PROBLEM DESCRIPTION: Reproduce the entries that follow verbatim, down to the final line.

Web page and app entries:

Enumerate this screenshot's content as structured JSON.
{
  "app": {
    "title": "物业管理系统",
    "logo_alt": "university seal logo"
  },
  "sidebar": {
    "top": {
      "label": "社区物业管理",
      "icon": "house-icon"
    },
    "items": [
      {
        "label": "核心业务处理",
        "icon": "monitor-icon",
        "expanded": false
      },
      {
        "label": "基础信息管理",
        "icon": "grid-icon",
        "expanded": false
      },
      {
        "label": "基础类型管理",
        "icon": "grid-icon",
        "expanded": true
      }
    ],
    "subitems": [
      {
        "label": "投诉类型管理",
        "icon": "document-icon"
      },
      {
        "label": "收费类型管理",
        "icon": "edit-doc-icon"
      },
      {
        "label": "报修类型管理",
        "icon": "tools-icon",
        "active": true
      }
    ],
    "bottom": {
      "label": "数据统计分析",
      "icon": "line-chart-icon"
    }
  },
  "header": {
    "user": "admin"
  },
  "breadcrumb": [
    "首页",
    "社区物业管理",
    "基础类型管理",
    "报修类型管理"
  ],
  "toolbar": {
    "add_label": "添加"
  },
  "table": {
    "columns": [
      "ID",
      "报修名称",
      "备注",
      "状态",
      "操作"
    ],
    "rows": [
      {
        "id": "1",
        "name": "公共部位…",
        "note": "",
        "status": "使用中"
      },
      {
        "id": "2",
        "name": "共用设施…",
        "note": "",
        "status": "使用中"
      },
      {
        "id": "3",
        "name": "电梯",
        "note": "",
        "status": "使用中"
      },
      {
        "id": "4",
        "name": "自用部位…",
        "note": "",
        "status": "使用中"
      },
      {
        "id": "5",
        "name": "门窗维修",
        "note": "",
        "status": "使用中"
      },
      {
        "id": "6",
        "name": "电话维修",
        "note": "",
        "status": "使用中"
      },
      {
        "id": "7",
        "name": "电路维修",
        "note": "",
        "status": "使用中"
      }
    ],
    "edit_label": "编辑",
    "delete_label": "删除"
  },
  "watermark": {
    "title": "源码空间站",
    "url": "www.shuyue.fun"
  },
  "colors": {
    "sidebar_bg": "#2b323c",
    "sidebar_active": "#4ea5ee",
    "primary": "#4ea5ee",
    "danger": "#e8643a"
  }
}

EXERCISE OUTPUT:
Enumerate this screenshot's content as structured JSON.
{
  "app": {
    "title": "物业管理系统",
    "logo_alt": "university seal logo"
  },
  "sidebar": {
    "top": {
      "label": "社区物业管理",
      "icon": "house-icon"
    },
    "items": [
      {
        "label": "核心业务处理",
        "icon": "monitor-icon",
        "expanded": false
      },
      {
        "label": "基础信息管理",
        "icon": "grid-icon",
        "expanded": false
      },
      {
        "label": "基础类型管理",
        "icon": "grid-icon",
        "expanded": true
      }
    ],
    "subitems": [
      {
        "label": "投诉类型管理",
        "icon": "document-icon"
      },
      {
        "label": "收费类型管理",
        "icon": "edit-doc-icon"
      },
      {
        "label": "报修类型管理",
        "icon": "tools-icon",
        "active": true
      }
    ],
    "bottom": {
      "label": "数据统计分析",
      "icon": "line-chart-icon"
    }
  },
  "header": {
    "user": "admin"
  },
  "breadcrumb": [
    "首页",
    "社区物业管理",
    "基础类型管理",
    "报修类型管理"
  ],
  "toolbar": {
    "add_label": "添加"
  },
  "table": {
    "columns": [
      "ID",
      "报修名称",
      "备注",
      "状态",
      "操作"
    ],
    "rows": [
      {
        "id": "1",
        "name": "公共部位…",
        "note": "",
        "status": "使用中"
      },
      {
        "id": "2",
        "name": "共用设施…",
        "note": "",
        "status": "使用中"
      },
      {
        "id": "3",
        "name": "电梯",
        "note": "",
        "status": "使用中"
      },
      {
        "id": "4",
        "name": "自用部位…",
        "note": "",
        "status": "使用中"
      },
      {
        "id": "5",
        "name": "门窗维修",
        "note": "",
        "status": "使用中"
      },
      {
        "id": "6",
        "name": "电话维修",
        "note": "",
        "status": "使用中"
      },
      {
        "id": "7",
        "name": "电路维修",
        "note": "",
        "status": "使用中"
      }
    ],
    "edit_label": "编辑",
    "delete_label": "删除"
  },
  "watermark": {
    "title": "源码空间站",
    "url": "www.shuyue.fun"
  },
  "colors": {
    "sidebar_bg": "#2b323c",
    "sidebar_active": "#4ea5ee",
    "primary": "#4ea5ee",
    "danger": "#e8643a"
  }
}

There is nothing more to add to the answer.